• _About this exercise_: Copy, from the entries below, each line in which the string "Accounting" appears.

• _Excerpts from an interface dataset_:
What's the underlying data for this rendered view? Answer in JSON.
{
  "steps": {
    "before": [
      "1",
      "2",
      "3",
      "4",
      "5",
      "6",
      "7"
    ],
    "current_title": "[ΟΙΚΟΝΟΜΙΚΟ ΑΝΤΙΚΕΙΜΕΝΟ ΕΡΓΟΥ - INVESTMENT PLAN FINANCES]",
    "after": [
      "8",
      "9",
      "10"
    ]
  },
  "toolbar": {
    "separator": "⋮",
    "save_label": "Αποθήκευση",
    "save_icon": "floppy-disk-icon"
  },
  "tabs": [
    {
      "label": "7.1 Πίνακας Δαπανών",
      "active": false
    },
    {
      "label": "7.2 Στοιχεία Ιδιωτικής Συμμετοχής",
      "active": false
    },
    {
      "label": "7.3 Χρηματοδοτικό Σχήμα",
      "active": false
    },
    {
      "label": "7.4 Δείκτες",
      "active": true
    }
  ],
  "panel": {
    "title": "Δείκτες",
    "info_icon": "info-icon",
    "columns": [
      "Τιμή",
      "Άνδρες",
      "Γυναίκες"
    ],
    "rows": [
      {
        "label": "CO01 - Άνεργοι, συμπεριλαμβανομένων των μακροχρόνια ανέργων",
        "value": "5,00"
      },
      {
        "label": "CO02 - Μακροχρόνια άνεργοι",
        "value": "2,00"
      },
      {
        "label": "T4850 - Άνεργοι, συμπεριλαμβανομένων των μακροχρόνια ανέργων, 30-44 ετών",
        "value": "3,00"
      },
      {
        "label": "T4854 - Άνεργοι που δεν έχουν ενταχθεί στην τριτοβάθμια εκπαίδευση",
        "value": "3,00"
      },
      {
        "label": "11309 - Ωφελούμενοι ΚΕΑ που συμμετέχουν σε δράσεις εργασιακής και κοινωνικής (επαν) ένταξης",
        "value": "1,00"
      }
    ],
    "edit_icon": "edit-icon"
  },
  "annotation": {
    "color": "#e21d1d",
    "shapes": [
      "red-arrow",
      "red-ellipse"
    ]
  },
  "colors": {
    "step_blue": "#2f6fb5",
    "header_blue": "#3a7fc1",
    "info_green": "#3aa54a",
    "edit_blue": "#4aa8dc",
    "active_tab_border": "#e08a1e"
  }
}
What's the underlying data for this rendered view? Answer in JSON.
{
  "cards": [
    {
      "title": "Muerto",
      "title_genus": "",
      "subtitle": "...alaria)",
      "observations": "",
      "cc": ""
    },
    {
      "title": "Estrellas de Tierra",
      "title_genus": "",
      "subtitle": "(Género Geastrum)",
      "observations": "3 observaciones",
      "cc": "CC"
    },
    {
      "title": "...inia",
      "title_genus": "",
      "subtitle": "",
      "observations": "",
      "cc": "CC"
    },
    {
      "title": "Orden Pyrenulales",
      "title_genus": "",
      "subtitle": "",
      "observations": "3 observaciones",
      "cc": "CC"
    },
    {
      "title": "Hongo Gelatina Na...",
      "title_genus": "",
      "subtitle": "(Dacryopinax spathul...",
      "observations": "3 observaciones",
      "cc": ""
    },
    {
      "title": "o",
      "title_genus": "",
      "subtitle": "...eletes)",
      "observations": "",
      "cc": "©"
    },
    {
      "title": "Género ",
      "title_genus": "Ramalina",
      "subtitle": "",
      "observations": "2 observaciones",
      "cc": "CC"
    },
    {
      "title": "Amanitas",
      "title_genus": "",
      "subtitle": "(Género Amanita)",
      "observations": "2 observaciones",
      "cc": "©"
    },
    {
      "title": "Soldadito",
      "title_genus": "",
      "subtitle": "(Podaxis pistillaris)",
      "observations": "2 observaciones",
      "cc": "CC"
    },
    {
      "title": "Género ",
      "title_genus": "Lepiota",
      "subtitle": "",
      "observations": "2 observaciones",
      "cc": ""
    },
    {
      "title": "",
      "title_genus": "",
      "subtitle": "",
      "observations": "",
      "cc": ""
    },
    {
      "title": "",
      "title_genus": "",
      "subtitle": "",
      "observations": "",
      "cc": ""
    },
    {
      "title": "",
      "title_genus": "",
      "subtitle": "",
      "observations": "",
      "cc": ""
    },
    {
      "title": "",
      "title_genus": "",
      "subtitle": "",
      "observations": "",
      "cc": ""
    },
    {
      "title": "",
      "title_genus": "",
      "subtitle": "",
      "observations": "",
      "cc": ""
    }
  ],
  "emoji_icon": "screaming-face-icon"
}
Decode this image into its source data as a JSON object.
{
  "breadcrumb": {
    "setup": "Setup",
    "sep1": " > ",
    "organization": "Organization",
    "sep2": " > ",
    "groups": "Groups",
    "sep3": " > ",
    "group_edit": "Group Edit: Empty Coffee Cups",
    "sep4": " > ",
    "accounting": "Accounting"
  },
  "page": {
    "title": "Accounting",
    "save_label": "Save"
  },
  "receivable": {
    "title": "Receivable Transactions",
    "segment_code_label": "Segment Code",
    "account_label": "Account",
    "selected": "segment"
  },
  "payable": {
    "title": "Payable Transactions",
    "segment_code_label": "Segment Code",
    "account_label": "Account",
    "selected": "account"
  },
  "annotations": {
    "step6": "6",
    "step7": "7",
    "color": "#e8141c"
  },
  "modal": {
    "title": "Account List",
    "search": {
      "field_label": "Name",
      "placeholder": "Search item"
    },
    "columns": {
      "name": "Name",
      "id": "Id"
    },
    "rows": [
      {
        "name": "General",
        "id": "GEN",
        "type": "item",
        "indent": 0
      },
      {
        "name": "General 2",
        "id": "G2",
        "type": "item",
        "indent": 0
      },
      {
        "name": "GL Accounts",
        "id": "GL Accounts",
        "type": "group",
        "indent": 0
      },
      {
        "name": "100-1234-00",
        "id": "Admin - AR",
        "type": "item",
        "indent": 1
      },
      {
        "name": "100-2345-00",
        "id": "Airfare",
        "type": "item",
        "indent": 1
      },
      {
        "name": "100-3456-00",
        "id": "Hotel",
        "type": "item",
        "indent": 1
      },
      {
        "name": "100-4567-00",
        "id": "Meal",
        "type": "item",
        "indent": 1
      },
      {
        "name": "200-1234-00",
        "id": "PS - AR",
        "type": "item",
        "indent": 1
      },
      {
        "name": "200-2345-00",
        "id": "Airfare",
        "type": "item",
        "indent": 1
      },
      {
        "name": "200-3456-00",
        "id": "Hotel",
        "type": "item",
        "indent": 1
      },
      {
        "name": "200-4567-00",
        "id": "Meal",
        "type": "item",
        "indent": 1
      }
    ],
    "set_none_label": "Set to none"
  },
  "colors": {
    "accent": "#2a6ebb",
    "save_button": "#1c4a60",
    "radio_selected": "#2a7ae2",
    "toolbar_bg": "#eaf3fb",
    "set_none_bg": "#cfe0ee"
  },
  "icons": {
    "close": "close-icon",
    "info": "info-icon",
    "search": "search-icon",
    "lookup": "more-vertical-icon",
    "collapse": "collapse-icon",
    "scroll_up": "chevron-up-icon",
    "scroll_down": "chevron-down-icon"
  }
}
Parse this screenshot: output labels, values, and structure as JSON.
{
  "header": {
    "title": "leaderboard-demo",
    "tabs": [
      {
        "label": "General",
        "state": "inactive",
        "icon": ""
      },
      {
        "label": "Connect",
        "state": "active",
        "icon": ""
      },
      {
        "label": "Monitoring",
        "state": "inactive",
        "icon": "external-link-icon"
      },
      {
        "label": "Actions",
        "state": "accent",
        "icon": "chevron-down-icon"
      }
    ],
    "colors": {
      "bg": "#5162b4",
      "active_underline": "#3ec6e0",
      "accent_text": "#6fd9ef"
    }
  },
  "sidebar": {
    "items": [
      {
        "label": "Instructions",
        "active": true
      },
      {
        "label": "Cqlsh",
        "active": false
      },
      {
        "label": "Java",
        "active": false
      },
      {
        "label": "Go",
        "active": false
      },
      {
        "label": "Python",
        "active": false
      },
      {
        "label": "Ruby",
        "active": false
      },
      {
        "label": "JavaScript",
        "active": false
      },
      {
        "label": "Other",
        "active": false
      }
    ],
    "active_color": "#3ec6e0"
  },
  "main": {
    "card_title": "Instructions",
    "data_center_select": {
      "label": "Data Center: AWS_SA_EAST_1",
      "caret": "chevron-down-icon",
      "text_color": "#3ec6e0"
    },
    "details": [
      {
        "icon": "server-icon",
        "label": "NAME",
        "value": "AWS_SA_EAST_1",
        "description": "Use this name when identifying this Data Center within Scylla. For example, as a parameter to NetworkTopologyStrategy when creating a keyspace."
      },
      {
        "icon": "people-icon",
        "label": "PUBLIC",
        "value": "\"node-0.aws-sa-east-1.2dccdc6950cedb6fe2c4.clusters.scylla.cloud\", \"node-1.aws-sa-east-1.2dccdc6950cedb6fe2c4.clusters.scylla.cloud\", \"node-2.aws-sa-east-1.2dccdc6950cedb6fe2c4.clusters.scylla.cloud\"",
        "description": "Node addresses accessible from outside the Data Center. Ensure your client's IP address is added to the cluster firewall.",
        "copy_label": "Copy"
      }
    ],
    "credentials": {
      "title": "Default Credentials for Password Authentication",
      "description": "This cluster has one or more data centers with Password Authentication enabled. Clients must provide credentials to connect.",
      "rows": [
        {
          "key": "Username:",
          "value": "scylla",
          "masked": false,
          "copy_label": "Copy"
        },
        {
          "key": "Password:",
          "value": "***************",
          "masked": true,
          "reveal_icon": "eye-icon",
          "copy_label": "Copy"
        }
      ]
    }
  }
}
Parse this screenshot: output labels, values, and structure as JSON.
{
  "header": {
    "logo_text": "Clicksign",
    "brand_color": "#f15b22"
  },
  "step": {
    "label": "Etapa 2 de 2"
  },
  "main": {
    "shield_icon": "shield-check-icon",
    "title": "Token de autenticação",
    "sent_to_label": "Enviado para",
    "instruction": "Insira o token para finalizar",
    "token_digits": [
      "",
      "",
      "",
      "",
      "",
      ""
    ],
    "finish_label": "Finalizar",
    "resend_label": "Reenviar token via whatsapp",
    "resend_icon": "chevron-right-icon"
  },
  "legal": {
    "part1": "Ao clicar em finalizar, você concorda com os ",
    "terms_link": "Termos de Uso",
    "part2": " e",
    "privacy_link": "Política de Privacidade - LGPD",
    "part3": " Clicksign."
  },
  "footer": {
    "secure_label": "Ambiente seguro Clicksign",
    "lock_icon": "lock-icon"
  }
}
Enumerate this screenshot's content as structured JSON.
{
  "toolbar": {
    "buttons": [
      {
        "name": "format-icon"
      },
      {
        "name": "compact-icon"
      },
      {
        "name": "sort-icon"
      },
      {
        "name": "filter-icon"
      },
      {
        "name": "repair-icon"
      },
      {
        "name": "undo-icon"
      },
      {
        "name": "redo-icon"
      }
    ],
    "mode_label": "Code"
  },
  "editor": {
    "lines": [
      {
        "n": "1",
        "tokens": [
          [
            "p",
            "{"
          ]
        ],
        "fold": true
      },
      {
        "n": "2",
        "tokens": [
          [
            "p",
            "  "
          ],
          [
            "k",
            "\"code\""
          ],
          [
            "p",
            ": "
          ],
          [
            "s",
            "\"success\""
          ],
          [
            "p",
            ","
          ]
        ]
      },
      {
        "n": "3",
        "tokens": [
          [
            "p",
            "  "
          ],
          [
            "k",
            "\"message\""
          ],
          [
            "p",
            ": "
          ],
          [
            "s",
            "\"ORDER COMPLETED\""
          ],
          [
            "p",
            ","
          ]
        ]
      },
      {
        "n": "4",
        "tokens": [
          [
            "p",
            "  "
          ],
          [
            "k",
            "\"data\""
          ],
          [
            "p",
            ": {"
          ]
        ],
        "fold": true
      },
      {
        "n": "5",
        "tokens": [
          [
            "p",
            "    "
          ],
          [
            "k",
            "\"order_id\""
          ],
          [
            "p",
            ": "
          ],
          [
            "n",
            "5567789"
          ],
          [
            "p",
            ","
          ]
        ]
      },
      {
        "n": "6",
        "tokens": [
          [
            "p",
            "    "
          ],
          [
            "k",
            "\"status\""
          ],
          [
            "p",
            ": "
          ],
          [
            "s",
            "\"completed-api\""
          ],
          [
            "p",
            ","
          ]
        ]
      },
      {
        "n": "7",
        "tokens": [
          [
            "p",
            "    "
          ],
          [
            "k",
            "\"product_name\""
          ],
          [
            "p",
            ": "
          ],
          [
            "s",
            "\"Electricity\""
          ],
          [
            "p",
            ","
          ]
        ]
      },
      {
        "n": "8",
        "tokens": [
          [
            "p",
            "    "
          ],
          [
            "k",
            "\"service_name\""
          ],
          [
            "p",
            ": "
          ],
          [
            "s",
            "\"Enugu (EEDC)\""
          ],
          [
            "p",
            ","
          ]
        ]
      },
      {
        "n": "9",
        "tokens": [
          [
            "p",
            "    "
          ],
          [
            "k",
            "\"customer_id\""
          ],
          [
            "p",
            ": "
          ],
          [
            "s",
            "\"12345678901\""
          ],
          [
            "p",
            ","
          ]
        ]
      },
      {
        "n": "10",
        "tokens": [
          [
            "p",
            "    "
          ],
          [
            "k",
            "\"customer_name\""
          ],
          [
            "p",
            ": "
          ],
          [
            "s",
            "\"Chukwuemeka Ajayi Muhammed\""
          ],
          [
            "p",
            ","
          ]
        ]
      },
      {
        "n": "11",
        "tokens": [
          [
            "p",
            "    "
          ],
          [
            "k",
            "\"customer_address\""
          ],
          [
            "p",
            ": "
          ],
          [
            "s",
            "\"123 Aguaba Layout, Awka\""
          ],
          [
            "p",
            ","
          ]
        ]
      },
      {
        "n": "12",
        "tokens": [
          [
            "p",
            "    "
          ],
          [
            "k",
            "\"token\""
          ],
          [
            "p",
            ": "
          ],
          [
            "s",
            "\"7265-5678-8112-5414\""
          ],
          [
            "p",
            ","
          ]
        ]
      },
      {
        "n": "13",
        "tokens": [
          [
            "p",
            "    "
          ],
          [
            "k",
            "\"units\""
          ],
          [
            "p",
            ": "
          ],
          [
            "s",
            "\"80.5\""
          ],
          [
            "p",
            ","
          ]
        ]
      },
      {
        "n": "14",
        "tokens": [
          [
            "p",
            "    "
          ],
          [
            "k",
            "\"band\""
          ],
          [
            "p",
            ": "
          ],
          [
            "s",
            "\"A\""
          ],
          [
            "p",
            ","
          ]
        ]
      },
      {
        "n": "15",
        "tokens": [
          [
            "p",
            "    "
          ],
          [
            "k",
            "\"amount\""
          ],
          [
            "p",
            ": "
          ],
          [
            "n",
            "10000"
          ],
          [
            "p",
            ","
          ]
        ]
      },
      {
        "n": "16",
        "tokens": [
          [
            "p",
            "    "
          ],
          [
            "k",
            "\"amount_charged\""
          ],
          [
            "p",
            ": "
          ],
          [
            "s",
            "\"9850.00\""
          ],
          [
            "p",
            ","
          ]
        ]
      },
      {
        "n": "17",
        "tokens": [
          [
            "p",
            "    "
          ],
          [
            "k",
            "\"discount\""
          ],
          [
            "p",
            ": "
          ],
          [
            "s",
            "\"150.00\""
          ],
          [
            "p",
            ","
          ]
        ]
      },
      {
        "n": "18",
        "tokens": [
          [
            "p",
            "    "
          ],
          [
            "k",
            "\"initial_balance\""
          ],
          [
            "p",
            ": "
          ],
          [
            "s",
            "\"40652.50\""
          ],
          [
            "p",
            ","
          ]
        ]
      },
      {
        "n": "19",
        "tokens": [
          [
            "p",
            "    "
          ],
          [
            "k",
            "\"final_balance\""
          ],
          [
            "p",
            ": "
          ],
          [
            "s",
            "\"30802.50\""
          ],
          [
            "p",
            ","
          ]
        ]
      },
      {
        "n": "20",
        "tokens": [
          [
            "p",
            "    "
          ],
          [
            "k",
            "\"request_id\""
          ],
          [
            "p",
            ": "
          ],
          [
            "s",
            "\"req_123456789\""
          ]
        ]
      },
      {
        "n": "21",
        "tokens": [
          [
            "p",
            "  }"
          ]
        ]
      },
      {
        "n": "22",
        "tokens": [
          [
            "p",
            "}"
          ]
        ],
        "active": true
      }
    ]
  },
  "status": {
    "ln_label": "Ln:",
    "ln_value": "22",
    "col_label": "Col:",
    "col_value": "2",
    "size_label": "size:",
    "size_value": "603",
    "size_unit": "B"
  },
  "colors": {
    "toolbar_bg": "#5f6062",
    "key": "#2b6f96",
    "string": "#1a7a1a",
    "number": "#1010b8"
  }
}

• _Final answer_:
    "accounting": "Accounting"
    "title": "Accounting",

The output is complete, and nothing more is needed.